Coronavirus: a ‘new normal’ for Spanish tourism

Out-Law Analysis | 27 May 2020 | 1:44 pm | 2 min. read

As some of the restrictions imposed on daily life in Spain in response to the Covid-19 pandemic are lifted, the country’s tourism sector and hotel industry continue to face difficult times.

People and businesses in Spain are beginning to experience more freedom, albeit subject to limitations, as the government’s plan to restore normality continues. However, the measures imposed on hotels and leisure activities by the government are stronger than in many other business sectors due to their connection with travel, and there is currently no certainty around when these restrictions will be lifted.

Tourism can be broken down into three main areas: travel to a different location; having a hotel or somewhere else to stay when you get there; and leisure and cultural activities. The Covid-19 restrictions impact on all three of these areas.

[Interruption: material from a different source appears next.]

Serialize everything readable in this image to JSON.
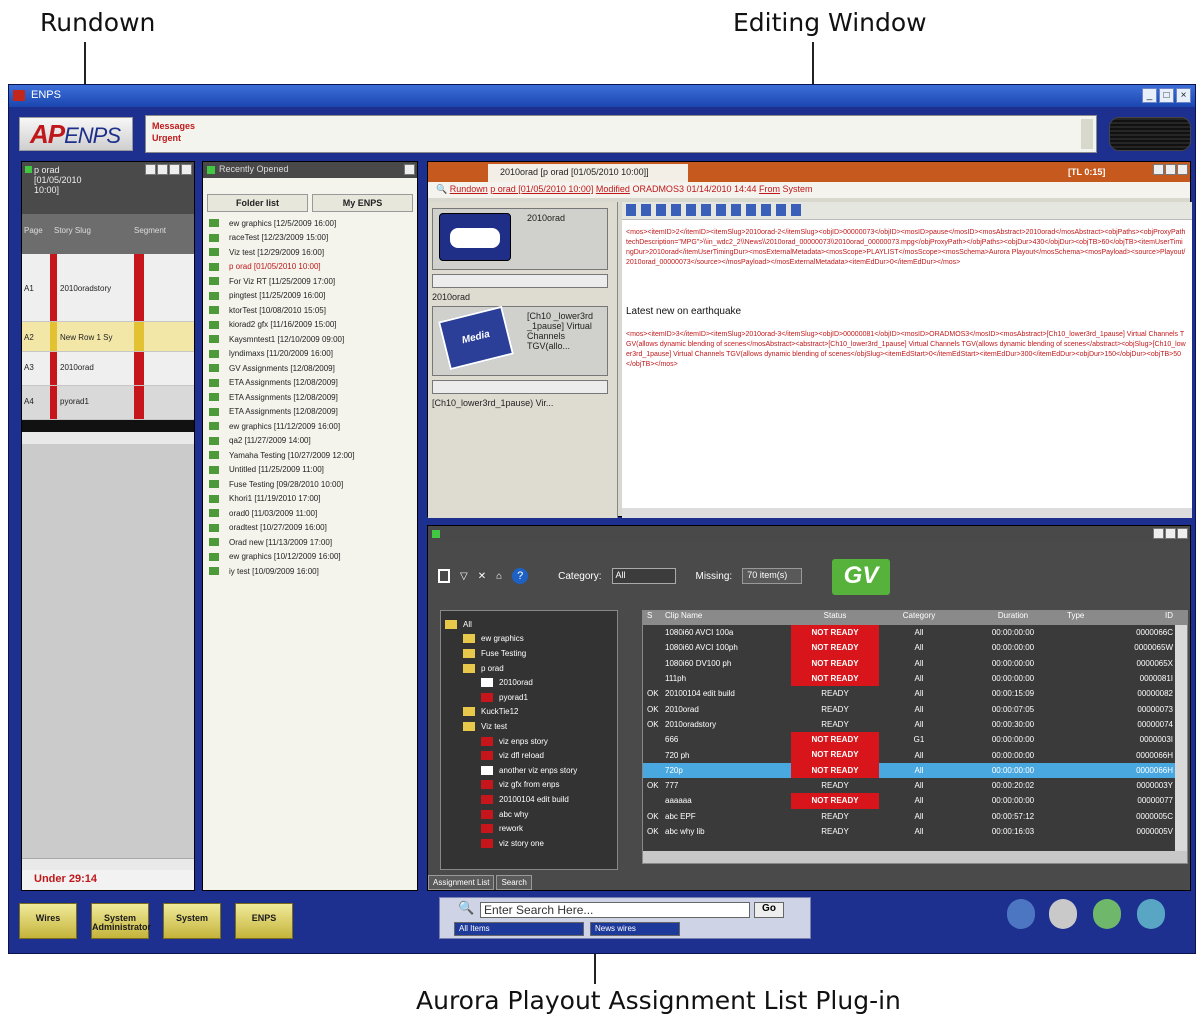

Restrictions on travel

The toughest restrictive measures imposed by the Spanish government are those relating to travel. Travel inside Spain is currently geographically restricted. People cannot currently travel outside of the province in which they live other than for authorised reasons, such as those to do with work or family.

Ultimately, the shape of the holiday season in Spain this year will be determined by people's behaviour and the pattern established by the Spanish government based on the progress of the pandemic.

Only 13 Spanish airports are currently authorised to operate international flights. However, all international travellers are being quarantined for a period of 14 days from arrival into Spain until the end of the state of emergency - currently 6 June, although this has already been extended several times.

The quarantine measures have a deterrent effect on international tourism. Although the EU has expressed its opposition to the quarantining of international travellers, the Spanish government is yet to change its position on this measure.

Restrictions on hotels

Along with the general restrictions on travel, hotels have also experienced specific restrictions.

During the strict lockdown, hotels in Spain were forced to close and some were even used as temporary hospitals. The restrictions on hotels will be relaxed according to a de-escalation calendar set by the government. Re-opening will also depend on the economy, as it is necessary that people be allowed to travel.

The use of common areas in hotels is currently restricted, but there are no restrictions on hotel capacity. However, as people are not allowed to travel outside of their own province, hotel operators are not expecting high levels of occupancy until the situation returns to normal.

Restrictions on leisure and cultural activities

The third 'leg' of tourism - leisure and cultural activities - is also affected by the measures. The government's plan implies a progressive opening of cultural and leisure attractions that limits their occupancy and capacity. The measures are linked to the type of activity and whether it takes place inside or outside. The main objective of the measures is to avoid large gatherings when the activity is happening.

Going to the beach, which is one of the main activities in Spain during the summer holidays, will be allowed in the final stage of the government's de-escalation plans. Most of the municipalities with beaches are working on solutions to avoid large gatherings on beaches this summer.

Tourism industry associations have expressed their concern about the holiday season. Tourism is a key sector of the Spanish economy and is the source of employment for many. However, although the industry would like to see as strong a tourism season as possible, it must be borne in mind that lots of people are still afraid, while the permitted activities will be those determined by the government. Ultimately, the shape of the holiday season in Spain this year will be determined by people's behaviour and the pattern established by the Spanish government based on the progress of the pandemic.

The tourism industry has taken two steps ahead of the holiday season. First, they have asked the government to allow international travellers to spend their holidays in Spain - particularly those from the UK and Germany, for whom Spain is already a preferred holiday destination. Their presence would require hiring a large workforce and result in an increase to the sector's income. Secondly, the industry has asked Spaniards to spend their holidays in Spain to help the sector. Obviously, the results of these two requests will depend on the evolution of the state of alarm and pandemic situation.

Co-written by Pedro Gila of Pinsent Masons, the law firm behind Out-Law.